Archive for January, 2008
27 01. 08 This place never ceases to surprise me. Last Friday I had to go to the mairie for some information and,whilst waiting for the lady to get off the phone, picked up the local newsletter only to discover that we had a film festival this weekend. It was billed as a festival celebrating the relationship between film and architecture and the special guest was Peter Greenaway. As a long time fan of Mr Greenaway’s work I was delighted, so duly turned up to the round table discussion on Saturday afternoon. This was mainly conducted in English (not sure what the Clermontais thought of this) with Mr Greenaway passionately declaring that since the invention of the remote, cinema as we know it was dead. All of which didn’t seem to have a lot to do with architecture but was very interesting. In the evening there was an advance screening of his film on Rembrandt entitled Nightwatching, a fictionalised bio of the painter based on his famous painting The Nightwatch. Fascinating movie with the usual Greenaway trademarks of a certain exuberant bawdiness and wonderful painterly lighting and colours. Worth seeing.
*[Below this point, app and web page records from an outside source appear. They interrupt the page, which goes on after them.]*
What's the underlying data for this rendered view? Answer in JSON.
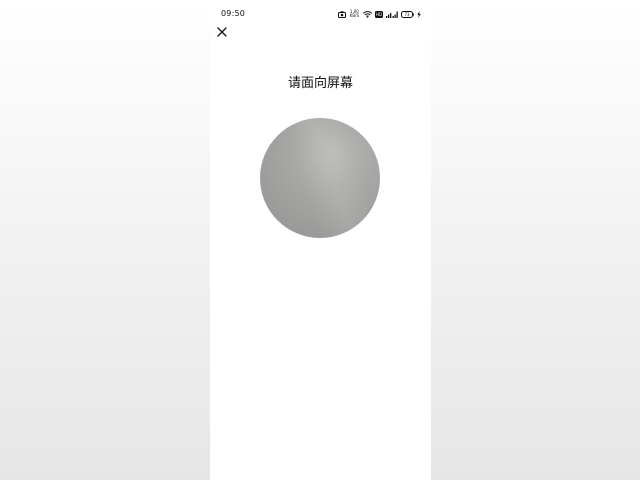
{
  "status_bar": {
    "time": "09:50",
    "network_speed_value": "1.00",
    "network_speed_unit": "KB/S",
    "battery_level": "73",
    "icons": [
      "camera-icon",
      "network-speed-icon",
      "wifi-icon",
      "volte-icon",
      "signal-icon",
      "battery-icon",
      "charging-icon"
    ]
  },
  "header": {
    "close_icon": "close-icon"
  },
  "main": {
    "title": "请面向屏幕"
  },
  "colors": {
    "page_background": "#ffffff",
    "outer_background": "#ececec",
    "text": "#111111",
    "camera_preview": "#a3a3a2"
  }
}
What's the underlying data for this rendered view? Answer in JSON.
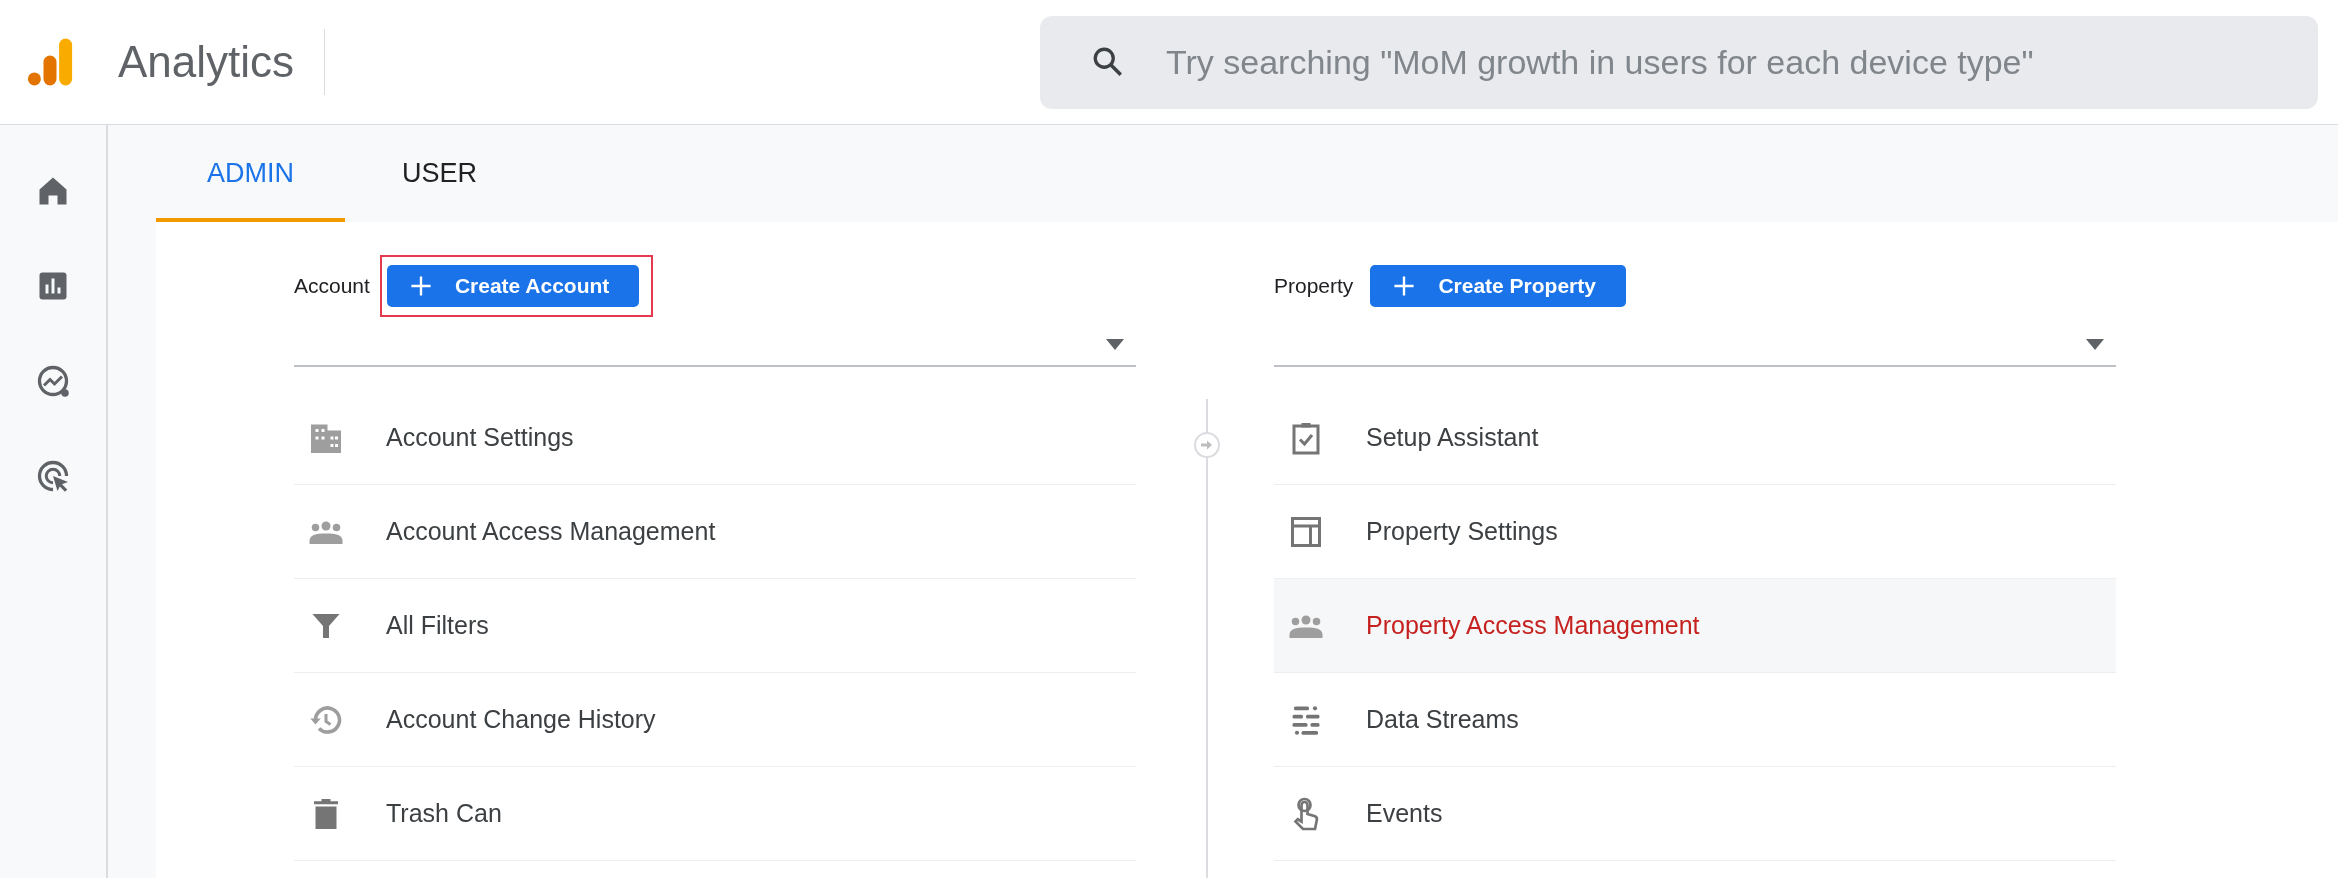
{
  "header": {
    "app_name": "Analytics",
    "search": {
      "placeholder": "Try searching \"MoM growth in users for each device type\""
    }
  },
  "tabs": [
    {
      "label": "ADMIN",
      "selected": true
    },
    {
      "label": "USER",
      "selected": false
    }
  ],
  "columns": [
    {
      "label": "Account",
      "button": {
        "label": "Create Account",
        "highlighted": true
      },
      "items": [
        {
          "label": "Account Settings",
          "selected": false
        },
        {
          "label": "Account Access Management",
          "selected": false
        },
        {
          "label": "All Filters",
          "selected": false
        },
        {
          "label": "Account Change History",
          "selected": false
        },
        {
          "label": "Trash Can",
          "selected": false
        }
      ]
    },
    {
      "label": "Property",
      "button": {
        "label": "Create Property",
        "highlighted": false
      },
      "items": [
        {
          "label": "Setup Assistant",
          "selected": false
        },
        {
          "label": "Property Settings",
          "selected": false
        },
        {
          "label": "Property Access Management",
          "selected": true
        },
        {
          "label": "Data Streams",
          "selected": false
        },
        {
          "label": "Events",
          "selected": false
        }
      ]
    }
  ]
}
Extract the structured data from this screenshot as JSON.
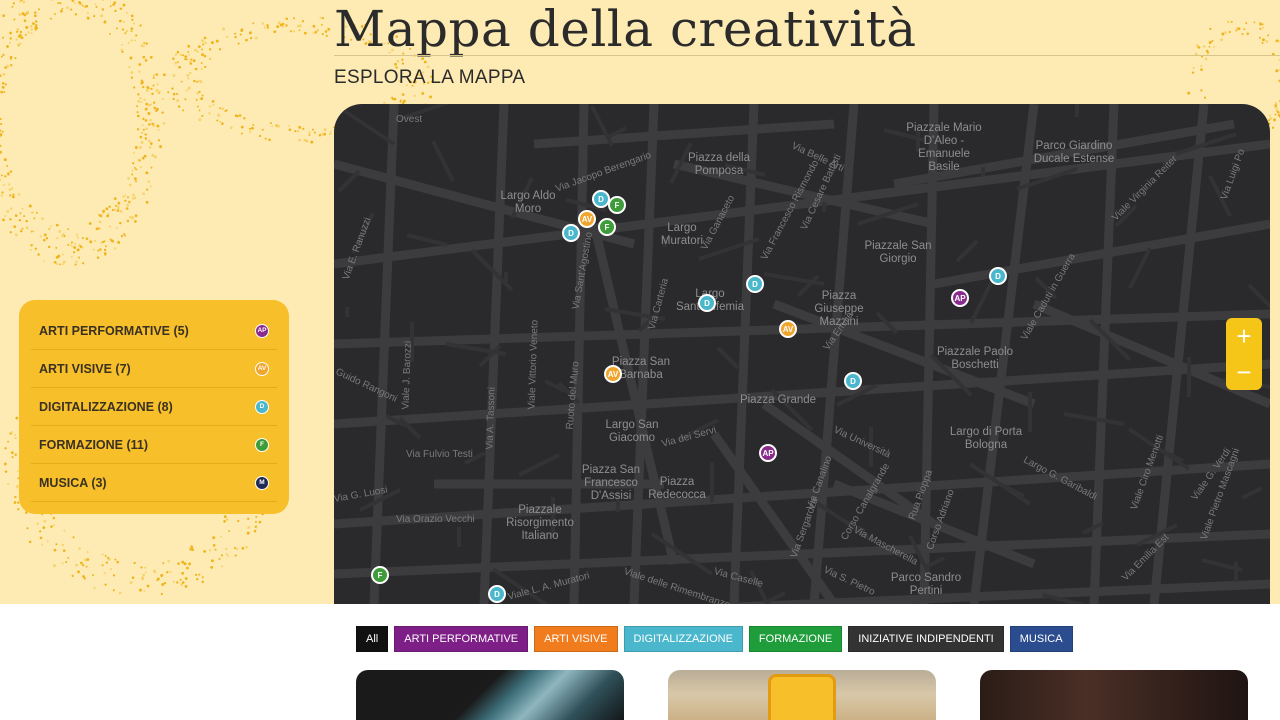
{
  "page": {
    "title": "Mappa della creatività",
    "subtitle": "ESPLORA LA MAPPA"
  },
  "colors": {
    "arti_performative": "#8a2b8e",
    "arti_visive": "#f0a52c",
    "digitalizzazione": "#4bb7cc",
    "formazione": "#3e9c3a",
    "musica": "#1f2a55",
    "accent": "#f7c02b"
  },
  "legend": {
    "items": [
      {
        "label": "ARTI PERFORMATIVE (5)",
        "code": "AP",
        "color": "#8a2b8e"
      },
      {
        "label": "ARTI VISIVE (7)",
        "code": "AV",
        "color": "#f0a52c"
      },
      {
        "label": "DIGITALIZZAZIONE (8)",
        "code": "D",
        "color": "#4bb7cc"
      },
      {
        "label": "FORMAZIONE (11)",
        "code": "F",
        "color": "#3e9c3a"
      },
      {
        "label": "MUSICA (3)",
        "code": "M",
        "color": "#1f2a55"
      }
    ]
  },
  "map": {
    "places": [
      "Largo Aldo Moro",
      "Piazza della Pomposa",
      "Largo Muratori",
      "Largo Sant'Eufemia",
      "Piazzale San Giorgio",
      "Piazza Giuseppe Mazzini",
      "Piazzale Mario D'Aleo - Emanuele Basile",
      "Parco Giardino Ducale Estense",
      "Piazza San Barnaba",
      "Piazzale Paolo Boschetti",
      "Piazza Grande",
      "Largo San Giacomo",
      "Largo di Porta Bologna",
      "Piazza San Francesco D'Assisi",
      "Piazza Redecocca",
      "Piazzale Risorgimento Italiano",
      "Parco Sandro Pertini"
    ],
    "streets": [
      "Via Jacopo Berengario",
      "Via Belle Arti",
      "Via Francesco Rismondo",
      "Via Cesare Battisti",
      "Via Ganaceto",
      "Via Sant'Agostino",
      "Viale Vittorio Veneto",
      "Via Carteria",
      "Via Emilia",
      "Viale Virginia Reiter",
      "Viale Caduti in Guerra",
      "Viale J. Barozzi",
      "Via Fulvio Testi",
      "Via dei Servi",
      "Via Università",
      "Via Canalino",
      "Corso Canalgrande",
      "Rua Pioppa",
      "Corso Adriano",
      "Viale Ciro Menotti",
      "Viale delle Rimembranze",
      "Via Caselle",
      "Via S. Pietro",
      "Via Mascherella",
      "Largo G. Garibaldi",
      "Viale Pietro Mascagni",
      "Via Emilia Est",
      "Viale G. Verdi",
      "Via Orazio Vecchi",
      "Via G. Luosi",
      "Guido Rangoni",
      "Via E. Ranuzzi",
      "Via A. Tassoni",
      "Ovest",
      "Via Luigi Po",
      "Viale L. A. Muratori",
      "Via Sergaroza",
      "Ruoto del Muro"
    ],
    "markers": [
      {
        "code": "D",
        "color": "#4bb7cc"
      },
      {
        "code": "F",
        "color": "#3e9c3a"
      },
      {
        "code": "AV",
        "color": "#f0a52c"
      },
      {
        "code": "F",
        "color": "#3e9c3a"
      },
      {
        "code": "D",
        "color": "#4bb7cc"
      },
      {
        "code": "D",
        "color": "#4bb7cc"
      },
      {
        "code": "D",
        "color": "#4bb7cc"
      },
      {
        "code": "AV",
        "color": "#f0a52c"
      },
      {
        "code": "AP",
        "color": "#8a2b8e"
      },
      {
        "code": "D",
        "color": "#4bb7cc"
      },
      {
        "code": "AV",
        "color": "#f0a52c"
      },
      {
        "code": "D",
        "color": "#4bb7cc"
      },
      {
        "code": "AP",
        "color": "#8a2b8e"
      },
      {
        "code": "F",
        "color": "#3e9c3a"
      },
      {
        "code": "D",
        "color": "#4bb7cc"
      }
    ],
    "zoom_in": "+",
    "zoom_out": "−"
  },
  "filters": [
    {
      "label": "All",
      "color": "#111111"
    },
    {
      "label": "ARTI PERFORMATIVE",
      "color": "#7d1f86"
    },
    {
      "label": "ARTI VISIVE",
      "color": "#f07c1e"
    },
    {
      "label": "DIGITALIZZAZIONE",
      "color": "#4bb7cc"
    },
    {
      "label": "FORMAZIONE",
      "color": "#1f9d3a"
    },
    {
      "label": "INIZIATIVE INDIPENDENTI",
      "color": "#333333"
    },
    {
      "label": "MUSICA",
      "color": "#2b4c8e"
    }
  ]
}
I spent Christmas in Toronto visiting friends and generally trying to stay in touch, house sitting Maryann and Gregory’s house and looking after their dog Jake. Julia and Daisy stayed with me whilst they were in town so Jake was quite happy having all this new company and in particular he enjoyed Daisy who was always either taking him for walks or bathing him! Snow before Christmas allowed Daisy to renew her tobogganing skills and just after Christmas I was also lucky enough to be around when Poppy first began to walk. She is now really mobile and is constantly exploring and keeping everybody on their toes too. En route back to Clermont stayed with Julia and Daisy in Windsor for 10 days before heading back down here. Whilst in the UK visited the Sir John Soane Museum in London and also went to an exhibit of Sickert nudes at the Courtauld. The Soane is really worth a visit to see what he did with natural light in a Georgian house and also to see the collection of original Hogarth paintings.